[Collected data entries]
━━━

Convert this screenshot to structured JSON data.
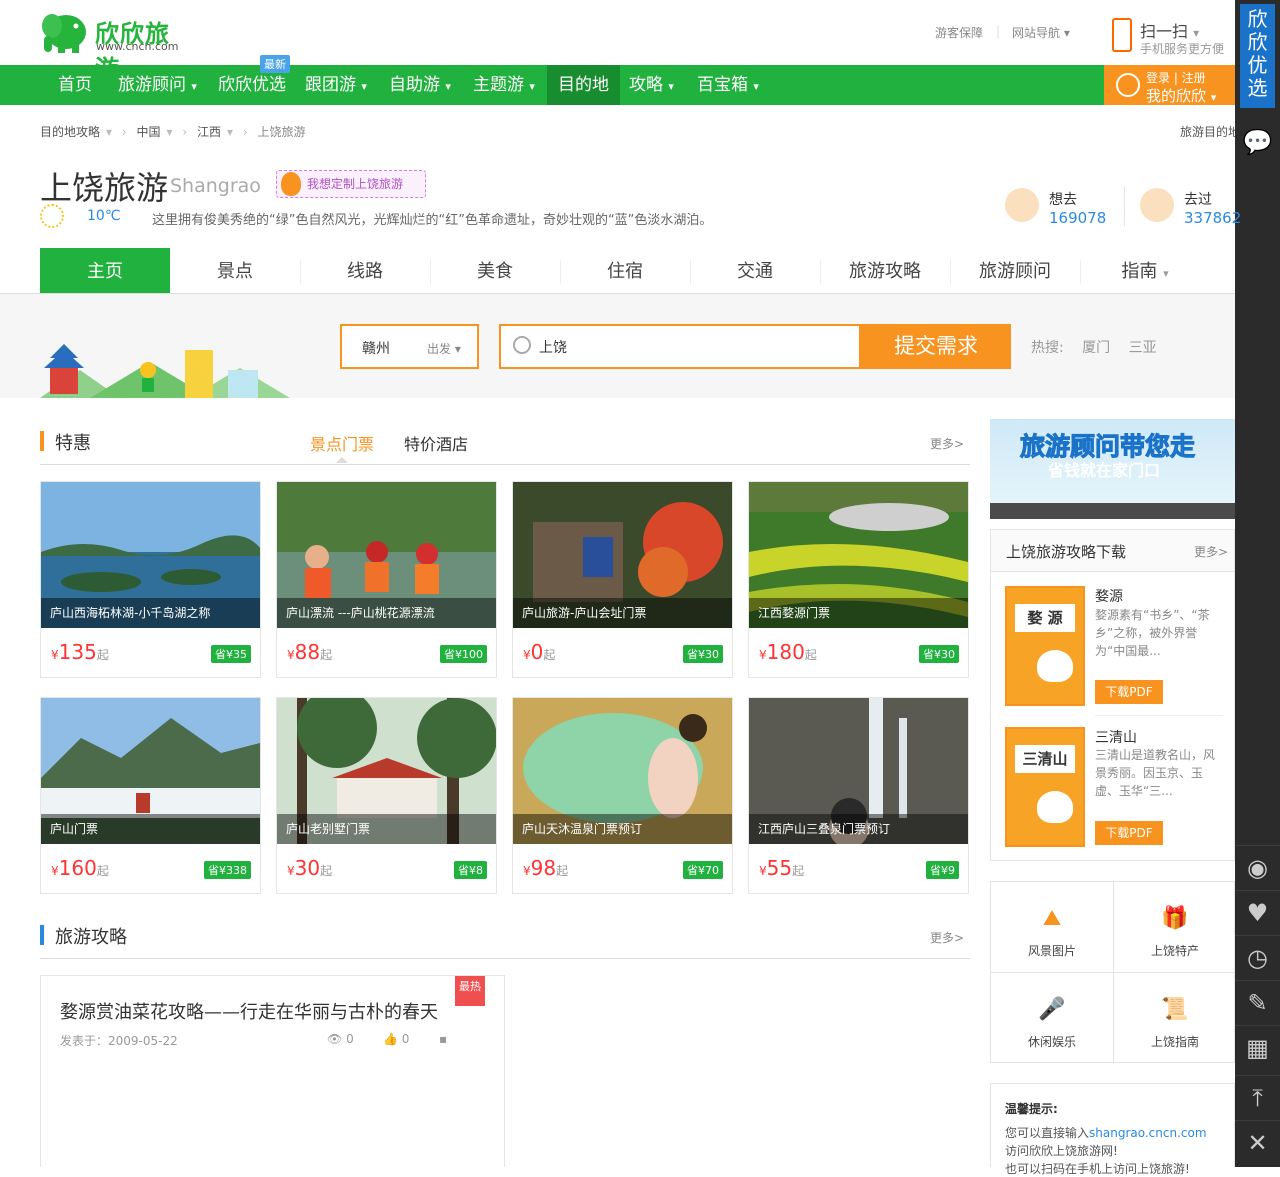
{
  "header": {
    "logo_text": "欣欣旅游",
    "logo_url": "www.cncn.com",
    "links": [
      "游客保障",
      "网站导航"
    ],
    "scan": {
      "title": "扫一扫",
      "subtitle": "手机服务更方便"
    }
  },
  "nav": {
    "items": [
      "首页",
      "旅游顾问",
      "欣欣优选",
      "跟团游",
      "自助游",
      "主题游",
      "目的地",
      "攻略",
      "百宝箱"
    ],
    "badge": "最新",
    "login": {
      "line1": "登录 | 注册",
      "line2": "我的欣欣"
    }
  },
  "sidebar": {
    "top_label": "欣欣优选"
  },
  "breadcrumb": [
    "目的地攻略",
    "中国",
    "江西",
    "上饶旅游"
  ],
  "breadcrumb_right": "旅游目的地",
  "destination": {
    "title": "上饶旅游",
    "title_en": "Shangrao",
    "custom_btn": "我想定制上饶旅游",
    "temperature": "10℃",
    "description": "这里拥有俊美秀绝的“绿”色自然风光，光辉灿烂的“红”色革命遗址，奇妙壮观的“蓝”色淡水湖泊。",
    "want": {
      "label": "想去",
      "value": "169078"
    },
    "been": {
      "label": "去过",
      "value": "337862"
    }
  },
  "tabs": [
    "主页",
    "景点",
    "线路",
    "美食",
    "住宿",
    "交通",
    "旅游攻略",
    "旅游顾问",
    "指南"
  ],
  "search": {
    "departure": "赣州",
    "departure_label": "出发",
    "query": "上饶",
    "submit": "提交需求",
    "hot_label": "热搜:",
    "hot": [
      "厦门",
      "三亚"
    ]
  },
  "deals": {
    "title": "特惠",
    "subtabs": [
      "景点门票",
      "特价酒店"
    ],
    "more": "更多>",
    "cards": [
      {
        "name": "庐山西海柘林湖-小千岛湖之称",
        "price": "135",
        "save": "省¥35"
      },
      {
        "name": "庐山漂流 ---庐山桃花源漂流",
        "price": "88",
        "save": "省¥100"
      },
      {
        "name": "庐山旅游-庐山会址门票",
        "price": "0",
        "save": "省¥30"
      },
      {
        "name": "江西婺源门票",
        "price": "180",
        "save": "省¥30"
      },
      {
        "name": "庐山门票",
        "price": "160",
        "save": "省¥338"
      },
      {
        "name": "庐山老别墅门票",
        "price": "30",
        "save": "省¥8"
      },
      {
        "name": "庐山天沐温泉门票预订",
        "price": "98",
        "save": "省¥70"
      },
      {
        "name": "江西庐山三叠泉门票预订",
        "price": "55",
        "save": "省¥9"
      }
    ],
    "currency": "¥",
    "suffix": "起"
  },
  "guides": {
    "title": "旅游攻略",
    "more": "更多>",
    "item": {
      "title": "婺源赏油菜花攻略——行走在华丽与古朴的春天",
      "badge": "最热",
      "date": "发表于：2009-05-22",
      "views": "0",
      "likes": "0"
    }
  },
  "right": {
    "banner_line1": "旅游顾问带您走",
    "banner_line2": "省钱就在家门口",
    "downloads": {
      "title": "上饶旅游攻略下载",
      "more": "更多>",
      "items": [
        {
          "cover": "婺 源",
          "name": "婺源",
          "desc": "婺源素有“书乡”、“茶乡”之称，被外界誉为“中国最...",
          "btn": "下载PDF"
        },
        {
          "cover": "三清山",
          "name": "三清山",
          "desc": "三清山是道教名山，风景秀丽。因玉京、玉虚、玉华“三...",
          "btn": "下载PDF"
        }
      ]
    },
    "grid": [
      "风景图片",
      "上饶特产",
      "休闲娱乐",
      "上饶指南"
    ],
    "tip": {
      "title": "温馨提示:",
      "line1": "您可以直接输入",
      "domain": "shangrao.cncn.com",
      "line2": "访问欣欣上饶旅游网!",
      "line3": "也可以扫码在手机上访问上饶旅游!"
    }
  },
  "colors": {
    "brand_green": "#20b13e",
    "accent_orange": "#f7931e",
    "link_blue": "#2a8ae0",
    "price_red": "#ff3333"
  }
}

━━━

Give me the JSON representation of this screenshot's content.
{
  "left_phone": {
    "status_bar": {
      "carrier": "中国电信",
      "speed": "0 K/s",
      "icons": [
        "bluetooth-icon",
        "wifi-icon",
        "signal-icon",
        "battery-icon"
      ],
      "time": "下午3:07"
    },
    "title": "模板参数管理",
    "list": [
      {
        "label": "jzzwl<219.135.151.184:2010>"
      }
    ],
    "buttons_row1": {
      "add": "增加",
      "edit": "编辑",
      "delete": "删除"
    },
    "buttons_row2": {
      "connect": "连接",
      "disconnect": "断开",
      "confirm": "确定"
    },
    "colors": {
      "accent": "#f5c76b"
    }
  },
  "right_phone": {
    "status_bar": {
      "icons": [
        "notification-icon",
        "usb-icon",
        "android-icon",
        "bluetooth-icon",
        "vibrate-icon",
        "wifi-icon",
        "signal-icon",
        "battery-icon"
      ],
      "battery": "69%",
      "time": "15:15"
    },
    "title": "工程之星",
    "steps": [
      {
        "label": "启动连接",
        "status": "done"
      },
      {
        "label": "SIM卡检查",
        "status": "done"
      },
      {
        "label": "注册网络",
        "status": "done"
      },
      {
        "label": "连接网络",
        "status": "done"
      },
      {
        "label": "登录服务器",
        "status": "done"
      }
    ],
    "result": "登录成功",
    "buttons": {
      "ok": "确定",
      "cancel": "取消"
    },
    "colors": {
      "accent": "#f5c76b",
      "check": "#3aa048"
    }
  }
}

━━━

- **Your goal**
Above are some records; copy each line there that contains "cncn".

- **Exercise response**
    "logo_url": "www.cncn.com",
      "domain": "shangrao.cncn.com",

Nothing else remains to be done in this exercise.